*Your instructions*: Using the data below, work out how many of its lines contain "ModBusRTU", and give that number with nothing added.

*Given data*:
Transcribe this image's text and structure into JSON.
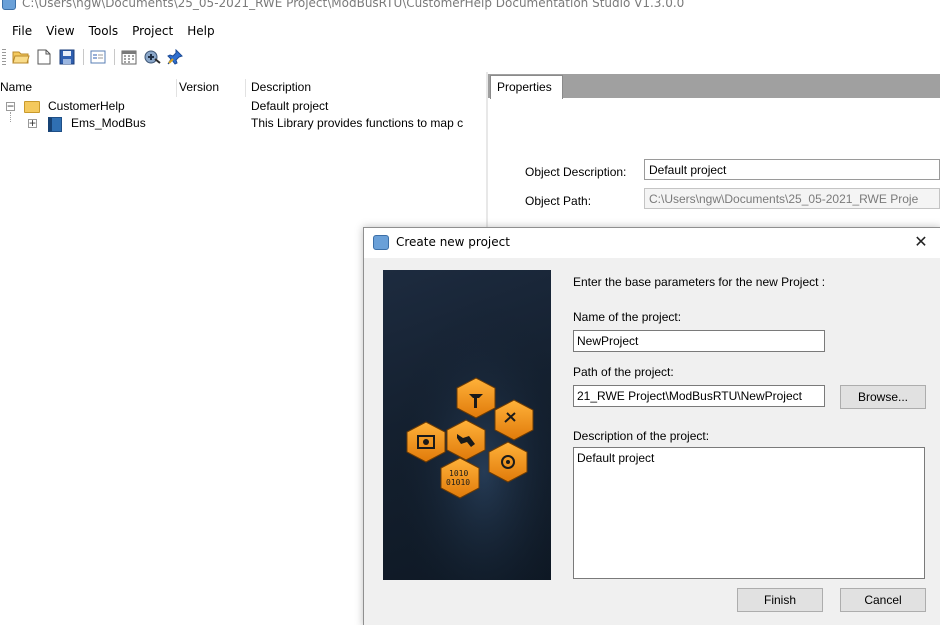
{
  "window": {
    "title": "C:\\Users\\ngw\\Documents\\25_05-2021_RWE Project\\ModBusRTU\\CustomerHelp Documentation Studio V1.3.0.0"
  },
  "menu": {
    "items": [
      "File",
      "View",
      "Tools",
      "Project",
      "Help"
    ]
  },
  "toolbar": {
    "icons": [
      "open-folder-icon",
      "new-document-icon",
      "save-icon",
      "properties-list-icon",
      "calendar-icon",
      "build-icon",
      "pin-icon"
    ]
  },
  "tree": {
    "columns": {
      "name": "Name",
      "version": "Version",
      "description": "Description"
    },
    "rows": [
      {
        "name": "CustomerHelp",
        "version": "",
        "description": "Default project"
      },
      {
        "name": "Ems_ModBus",
        "version": "",
        "description": "This Library provides functions to map c"
      }
    ]
  },
  "properties": {
    "tab_label": "Properties",
    "object_description_label": "Object Description:",
    "object_description_value": "Default project",
    "object_path_label": "Object Path:",
    "object_path_value": "C:\\Users\\ngw\\Documents\\25_05-2021_RWE Proje"
  },
  "dialog": {
    "title": "Create new project",
    "intro": "Enter the base parameters for the new Project :",
    "name_label": "Name of the project:",
    "name_value": "NewProject",
    "path_label": "Path of the project:",
    "path_value": "21_RWE Project\\ModBusRTU\\NewProject",
    "browse_label": "Browse...",
    "description_label": "Description of the project:",
    "description_value": "Default project",
    "finish_label": "Finish",
    "cancel_label": "Cancel",
    "close_glyph": "✕"
  },
  "colors": {
    "tabbar_gray": "#a0a0a0",
    "dialog_bg": "#f0f0f0",
    "hexagon_orange": "#f29a1d",
    "image_dark_blue": "#14202f"
  }
}
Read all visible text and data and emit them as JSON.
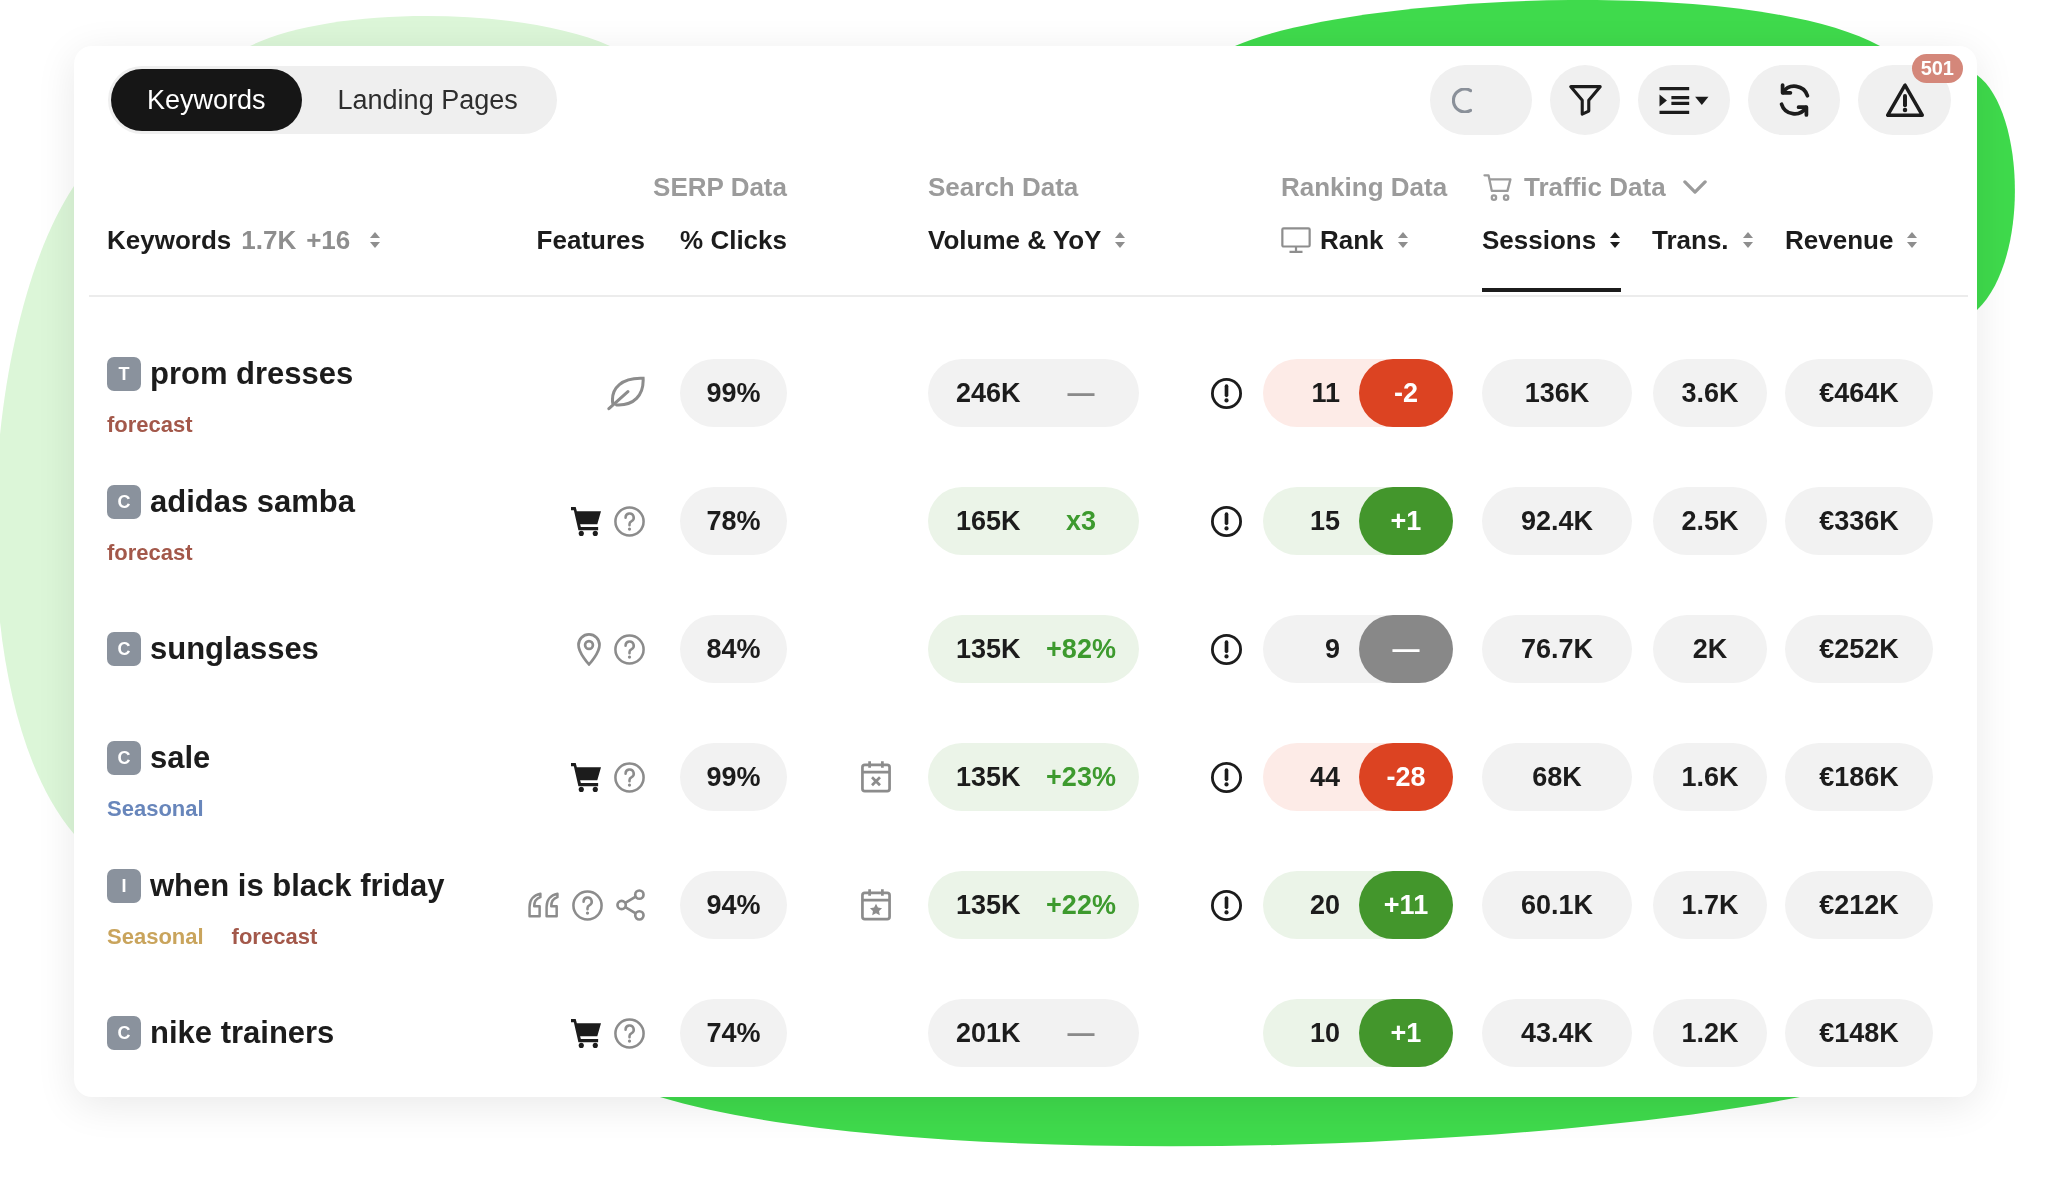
{
  "tabs": [
    {
      "label": "Keywords",
      "selected": true
    },
    {
      "label": "Landing Pages",
      "selected": false
    }
  ],
  "toolbar": {
    "warning_count": "501"
  },
  "column_groups": {
    "serp": "SERP Data",
    "search": "Search Data",
    "ranking": "Ranking Data",
    "traffic": "Traffic Data"
  },
  "columns": {
    "keyword": {
      "label": "Keywords",
      "count": "1.7K",
      "change": "+16",
      "selected": false
    },
    "features": {
      "label": "Features"
    },
    "clicks": {
      "label": "% Clicks"
    },
    "volume": {
      "label": "Volume & YoY",
      "selected": false
    },
    "rank": {
      "label": "Rank",
      "selected": false
    },
    "sessions": {
      "label": "Sessions",
      "selected": true
    },
    "transactions": {
      "label": "Trans.",
      "selected": false
    },
    "revenue": {
      "label": "Revenue",
      "selected": false
    }
  },
  "rows": [
    {
      "intent": "T",
      "keyword": "prom dresses",
      "tags": [
        {
          "label": "forecast",
          "color": "#a3584a"
        }
      ],
      "features": [
        {
          "kind": "leaf"
        }
      ],
      "clicks": "99%",
      "volume": {
        "value": "246K",
        "yoy": "—",
        "kind": "flat"
      },
      "alert": true,
      "rank": {
        "value": "11",
        "change": "-2",
        "kind": "down"
      },
      "sessions": "136K",
      "transactions": "3.6K",
      "revenue": "€464K"
    },
    {
      "intent": "C",
      "keyword": "adidas samba",
      "tags": [
        {
          "label": "forecast",
          "color": "#a3584a"
        }
      ],
      "features": [
        {
          "kind": "cart"
        },
        {
          "kind": "help"
        }
      ],
      "clicks": "78%",
      "volume": {
        "value": "165K",
        "yoy": "x3",
        "kind": "up"
      },
      "alert": true,
      "rank": {
        "value": "15",
        "change": "+1",
        "kind": "up"
      },
      "sessions": "92.4K",
      "transactions": "2.5K",
      "revenue": "€336K"
    },
    {
      "intent": "C",
      "keyword": "sunglasses",
      "features": [
        {
          "kind": "pin"
        },
        {
          "kind": "help"
        }
      ],
      "clicks": "84%",
      "volume": {
        "value": "135K",
        "yoy": "+82%",
        "kind": "up"
      },
      "alert": true,
      "rank": {
        "value": "9",
        "change": "—",
        "kind": "flat"
      },
      "sessions": "76.7K",
      "transactions": "2K",
      "revenue": "€252K"
    },
    {
      "intent": "C",
      "keyword": "sale",
      "tags": [
        {
          "label": "Seasonal",
          "color": "#6886bb"
        }
      ],
      "features": [
        {
          "kind": "cart"
        },
        {
          "kind": "help"
        }
      ],
      "clicks": "99%",
      "calendar": {
        "kind": "cross"
      },
      "volume": {
        "value": "135K",
        "yoy": "+23%",
        "kind": "up"
      },
      "alert": true,
      "rank": {
        "value": "44",
        "change": "-28",
        "kind": "down"
      },
      "sessions": "68K",
      "transactions": "1.6K",
      "revenue": "€186K"
    },
    {
      "intent": "I",
      "keyword": "when is black friday",
      "tags": [
        {
          "label": "Seasonal",
          "color": "#c9a45c"
        },
        {
          "label": "forecast",
          "color": "#a3584a"
        }
      ],
      "features": [
        {
          "kind": "quote"
        },
        {
          "kind": "help"
        },
        {
          "kind": "share"
        }
      ],
      "clicks": "94%",
      "calendar": {
        "kind": "star"
      },
      "volume": {
        "value": "135K",
        "yoy": "+22%",
        "kind": "up"
      },
      "alert": true,
      "rank": {
        "value": "20",
        "change": "+11",
        "kind": "up"
      },
      "sessions": "60.1K",
      "transactions": "1.7K",
      "revenue": "€212K"
    },
    {
      "intent": "C",
      "keyword": "nike trainers",
      "features": [
        {
          "kind": "cart"
        },
        {
          "kind": "help"
        }
      ],
      "clicks": "74%",
      "volume": {
        "value": "201K",
        "yoy": "—",
        "kind": "flat"
      },
      "alert": false,
      "rank": {
        "value": "10",
        "change": "+1",
        "kind": "up"
      },
      "sessions": "43.4K",
      "transactions": "1.2K",
      "revenue": "€148K"
    }
  ]
}
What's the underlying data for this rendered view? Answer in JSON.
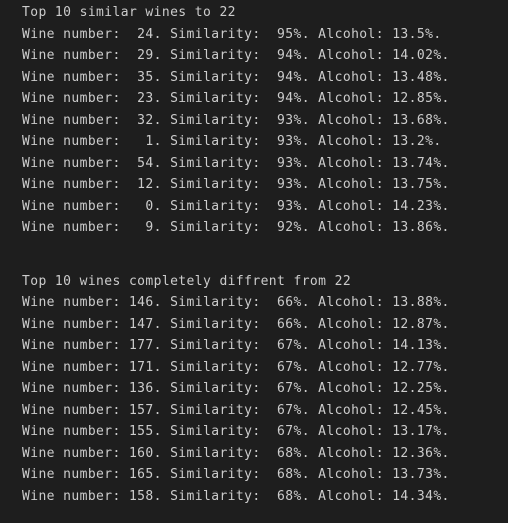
{
  "similar": {
    "header": "Top 10 similar wines to 22",
    "lines": [
      "Wine number:  24. Similarity:  95%. Alcohol: 13.5%.",
      "Wine number:  29. Similarity:  94%. Alcohol: 14.02%.",
      "Wine number:  35. Similarity:  94%. Alcohol: 13.48%.",
      "Wine number:  23. Similarity:  94%. Alcohol: 12.85%.",
      "Wine number:  32. Similarity:  93%. Alcohol: 13.68%.",
      "Wine number:   1. Similarity:  93%. Alcohol: 13.2%.",
      "Wine number:  54. Similarity:  93%. Alcohol: 13.74%.",
      "Wine number:  12. Similarity:  93%. Alcohol: 13.75%.",
      "Wine number:   0. Similarity:  93%. Alcohol: 14.23%.",
      "Wine number:   9. Similarity:  92%. Alcohol: 13.86%."
    ]
  },
  "different": {
    "header": "Top 10 wines completely diffrent from 22",
    "lines": [
      "Wine number: 146. Similarity:  66%. Alcohol: 13.88%.",
      "Wine number: 147. Similarity:  66%. Alcohol: 12.87%.",
      "Wine number: 177. Similarity:  67%. Alcohol: 14.13%.",
      "Wine number: 171. Similarity:  67%. Alcohol: 12.77%.",
      "Wine number: 136. Similarity:  67%. Alcohol: 12.25%.",
      "Wine number: 157. Similarity:  67%. Alcohol: 12.45%.",
      "Wine number: 155. Similarity:  67%. Alcohol: 13.17%.",
      "Wine number: 160. Similarity:  68%. Alcohol: 12.36%.",
      "Wine number: 165. Similarity:  68%. Alcohol: 13.73%.",
      "Wine number: 158. Similarity:  68%. Alcohol: 14.34%."
    ]
  }
}
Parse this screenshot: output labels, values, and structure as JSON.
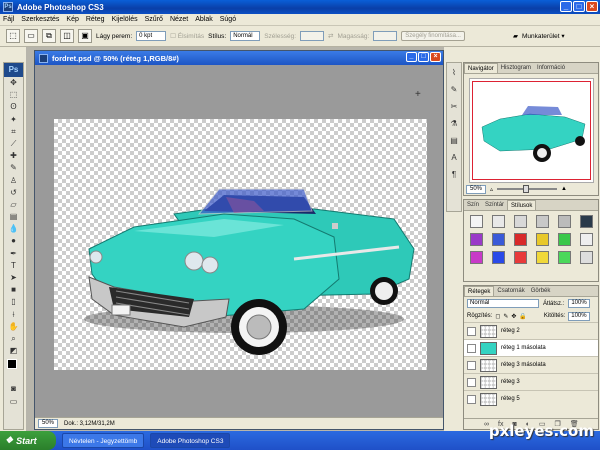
{
  "titlebar": {
    "title": "Adobe Photoshop CS3"
  },
  "menu": [
    "Fájl",
    "Szerkesztés",
    "Kép",
    "Réteg",
    "Kijelölés",
    "Szűrő",
    "Nézet",
    "Ablak",
    "Súgó"
  ],
  "options": {
    "feather_label": "Lágy perem:",
    "feather_value": "0 kpt",
    "antialias_label": "Élsimítás",
    "style_label": "Stílus:",
    "style_value": "Normál",
    "width_label": "Szélesség:",
    "height_label": "Magasság:",
    "refine_button": "Szegély finomítása...",
    "workspace_label": "Munkaterület ▾"
  },
  "document": {
    "title": "fordret.psd @ 50% (réteg 1,RGB/8#)",
    "zoom": "50%",
    "doc_size": "Dok.: 3,12M/31,2M"
  },
  "navigator": {
    "tabs": [
      "Navigátor",
      "Hisztogram",
      "Információ"
    ],
    "zoom": "50%"
  },
  "color_panel": {
    "tabs": [
      "Szín",
      "Színtár",
      "Stílusok"
    ]
  },
  "layers_panel": {
    "tabs": [
      "Rétegek",
      "Csatornák",
      "Görbék"
    ],
    "blend_mode": "Normál",
    "opacity_label": "Átlátsz.:",
    "opacity_value": "100%",
    "lock_label": "Rögzítés:",
    "fill_label": "Kitöltés:",
    "fill_value": "100%",
    "layers": [
      "réteg 2",
      "réteg 1 másolata",
      "réteg 3 másolata",
      "réteg 3",
      "réteg 5"
    ]
  },
  "taskbar": {
    "start": "Start",
    "items": [
      "Névtelen - Jegyzettömb",
      "Adobe Photoshop CS3"
    ]
  },
  "watermark": "pxleyes.com",
  "colors": {
    "car_body": "#2ec9b8",
    "title_blue": "#0a4fc3"
  }
}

*Written solution*: 2